** Directions for this task **
Only a number is expected in reply: the count of lines below where the word "Self" occurs.
================
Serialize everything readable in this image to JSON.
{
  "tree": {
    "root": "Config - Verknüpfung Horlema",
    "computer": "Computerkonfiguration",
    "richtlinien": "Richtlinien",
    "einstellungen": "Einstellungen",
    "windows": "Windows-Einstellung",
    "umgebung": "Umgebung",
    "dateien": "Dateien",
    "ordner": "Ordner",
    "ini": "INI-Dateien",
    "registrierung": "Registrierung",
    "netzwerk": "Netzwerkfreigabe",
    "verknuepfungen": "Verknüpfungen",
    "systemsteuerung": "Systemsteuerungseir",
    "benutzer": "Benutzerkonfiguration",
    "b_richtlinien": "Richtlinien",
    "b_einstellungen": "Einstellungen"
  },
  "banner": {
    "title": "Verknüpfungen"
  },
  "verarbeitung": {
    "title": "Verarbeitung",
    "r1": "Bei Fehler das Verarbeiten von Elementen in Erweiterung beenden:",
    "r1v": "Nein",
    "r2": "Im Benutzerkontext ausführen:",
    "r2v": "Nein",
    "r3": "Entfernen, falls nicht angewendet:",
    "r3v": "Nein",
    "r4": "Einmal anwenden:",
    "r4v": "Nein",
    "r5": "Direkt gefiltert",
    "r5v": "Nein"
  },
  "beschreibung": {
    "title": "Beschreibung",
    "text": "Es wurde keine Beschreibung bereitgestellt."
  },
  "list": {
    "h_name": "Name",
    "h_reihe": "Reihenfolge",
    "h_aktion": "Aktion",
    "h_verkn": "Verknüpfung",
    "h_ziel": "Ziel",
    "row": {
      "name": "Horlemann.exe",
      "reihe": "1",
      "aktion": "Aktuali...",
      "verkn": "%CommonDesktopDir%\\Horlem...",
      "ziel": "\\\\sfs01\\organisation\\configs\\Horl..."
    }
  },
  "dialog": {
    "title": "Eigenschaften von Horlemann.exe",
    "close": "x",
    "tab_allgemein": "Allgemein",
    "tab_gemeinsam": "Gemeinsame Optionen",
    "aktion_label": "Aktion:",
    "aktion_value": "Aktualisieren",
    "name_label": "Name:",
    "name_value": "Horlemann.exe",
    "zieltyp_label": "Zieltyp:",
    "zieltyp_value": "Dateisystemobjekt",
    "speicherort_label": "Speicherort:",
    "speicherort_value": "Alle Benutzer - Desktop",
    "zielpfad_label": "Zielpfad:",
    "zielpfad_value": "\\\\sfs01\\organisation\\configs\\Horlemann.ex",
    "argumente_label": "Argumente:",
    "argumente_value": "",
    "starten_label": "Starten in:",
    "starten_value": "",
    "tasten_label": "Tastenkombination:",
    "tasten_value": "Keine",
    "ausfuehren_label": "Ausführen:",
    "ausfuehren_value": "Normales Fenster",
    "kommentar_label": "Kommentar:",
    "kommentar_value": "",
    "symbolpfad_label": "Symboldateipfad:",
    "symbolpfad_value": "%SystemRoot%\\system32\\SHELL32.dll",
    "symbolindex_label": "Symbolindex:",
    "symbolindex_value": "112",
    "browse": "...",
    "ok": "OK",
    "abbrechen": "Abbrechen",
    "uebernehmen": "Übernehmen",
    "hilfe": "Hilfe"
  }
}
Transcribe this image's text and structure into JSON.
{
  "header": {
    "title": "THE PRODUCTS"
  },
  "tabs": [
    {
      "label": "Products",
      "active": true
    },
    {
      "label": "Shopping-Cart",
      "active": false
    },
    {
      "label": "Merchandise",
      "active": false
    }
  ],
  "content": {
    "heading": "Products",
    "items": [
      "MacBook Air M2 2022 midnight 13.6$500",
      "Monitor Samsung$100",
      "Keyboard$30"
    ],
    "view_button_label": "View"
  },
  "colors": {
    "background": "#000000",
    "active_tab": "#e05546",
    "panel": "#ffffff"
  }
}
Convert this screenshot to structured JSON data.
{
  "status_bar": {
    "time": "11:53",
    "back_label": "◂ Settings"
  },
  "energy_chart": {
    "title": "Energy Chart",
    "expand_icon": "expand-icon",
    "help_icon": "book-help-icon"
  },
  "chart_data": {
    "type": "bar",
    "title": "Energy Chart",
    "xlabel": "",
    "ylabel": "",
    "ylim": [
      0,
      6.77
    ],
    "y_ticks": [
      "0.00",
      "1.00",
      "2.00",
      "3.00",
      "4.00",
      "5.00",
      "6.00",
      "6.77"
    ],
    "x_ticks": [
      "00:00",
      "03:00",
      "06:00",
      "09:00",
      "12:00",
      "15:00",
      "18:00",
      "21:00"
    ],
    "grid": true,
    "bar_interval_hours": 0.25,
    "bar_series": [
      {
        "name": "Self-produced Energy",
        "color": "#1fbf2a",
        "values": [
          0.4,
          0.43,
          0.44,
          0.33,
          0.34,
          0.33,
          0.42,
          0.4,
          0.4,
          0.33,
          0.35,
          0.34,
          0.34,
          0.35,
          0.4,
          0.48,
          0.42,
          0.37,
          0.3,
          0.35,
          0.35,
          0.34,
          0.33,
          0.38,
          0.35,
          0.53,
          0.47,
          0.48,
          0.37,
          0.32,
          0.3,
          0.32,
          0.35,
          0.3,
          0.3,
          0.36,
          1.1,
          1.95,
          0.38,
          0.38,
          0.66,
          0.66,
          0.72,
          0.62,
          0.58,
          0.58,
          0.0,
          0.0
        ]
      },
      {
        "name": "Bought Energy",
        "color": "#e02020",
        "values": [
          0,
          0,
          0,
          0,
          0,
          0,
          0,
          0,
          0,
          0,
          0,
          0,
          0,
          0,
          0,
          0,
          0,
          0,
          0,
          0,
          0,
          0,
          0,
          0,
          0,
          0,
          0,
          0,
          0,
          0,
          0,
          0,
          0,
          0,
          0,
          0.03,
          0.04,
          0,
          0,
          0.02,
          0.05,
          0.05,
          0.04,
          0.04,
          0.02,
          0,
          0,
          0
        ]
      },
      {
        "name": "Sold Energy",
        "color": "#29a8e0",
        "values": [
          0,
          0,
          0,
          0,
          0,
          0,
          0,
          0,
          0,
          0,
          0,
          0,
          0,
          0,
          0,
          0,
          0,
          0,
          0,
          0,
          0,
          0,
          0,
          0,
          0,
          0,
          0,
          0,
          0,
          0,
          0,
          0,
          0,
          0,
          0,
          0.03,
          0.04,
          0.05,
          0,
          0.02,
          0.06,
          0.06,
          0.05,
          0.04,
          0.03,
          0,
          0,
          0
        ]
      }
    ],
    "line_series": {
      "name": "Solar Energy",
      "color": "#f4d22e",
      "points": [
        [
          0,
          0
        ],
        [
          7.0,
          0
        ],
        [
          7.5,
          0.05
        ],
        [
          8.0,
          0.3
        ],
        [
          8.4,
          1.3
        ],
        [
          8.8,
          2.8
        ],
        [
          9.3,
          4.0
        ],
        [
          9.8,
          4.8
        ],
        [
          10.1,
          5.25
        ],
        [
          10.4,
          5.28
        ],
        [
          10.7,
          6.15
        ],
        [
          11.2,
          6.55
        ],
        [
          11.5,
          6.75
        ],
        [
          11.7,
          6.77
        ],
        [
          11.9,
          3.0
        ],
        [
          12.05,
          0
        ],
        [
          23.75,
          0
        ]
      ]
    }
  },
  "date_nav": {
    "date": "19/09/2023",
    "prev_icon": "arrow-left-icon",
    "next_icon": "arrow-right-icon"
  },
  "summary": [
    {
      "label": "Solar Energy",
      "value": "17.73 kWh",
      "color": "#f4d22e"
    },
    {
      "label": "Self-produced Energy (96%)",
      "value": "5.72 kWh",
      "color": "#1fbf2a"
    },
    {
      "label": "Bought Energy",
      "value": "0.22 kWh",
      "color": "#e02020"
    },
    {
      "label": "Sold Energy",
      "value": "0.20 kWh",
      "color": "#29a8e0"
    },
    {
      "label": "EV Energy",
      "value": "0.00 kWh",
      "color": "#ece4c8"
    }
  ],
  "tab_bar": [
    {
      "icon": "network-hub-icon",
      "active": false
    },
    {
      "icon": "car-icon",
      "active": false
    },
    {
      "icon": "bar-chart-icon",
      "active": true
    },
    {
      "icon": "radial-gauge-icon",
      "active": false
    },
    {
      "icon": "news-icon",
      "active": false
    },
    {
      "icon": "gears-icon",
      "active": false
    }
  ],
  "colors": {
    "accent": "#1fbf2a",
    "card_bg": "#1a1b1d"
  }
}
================
** Response to this task **
2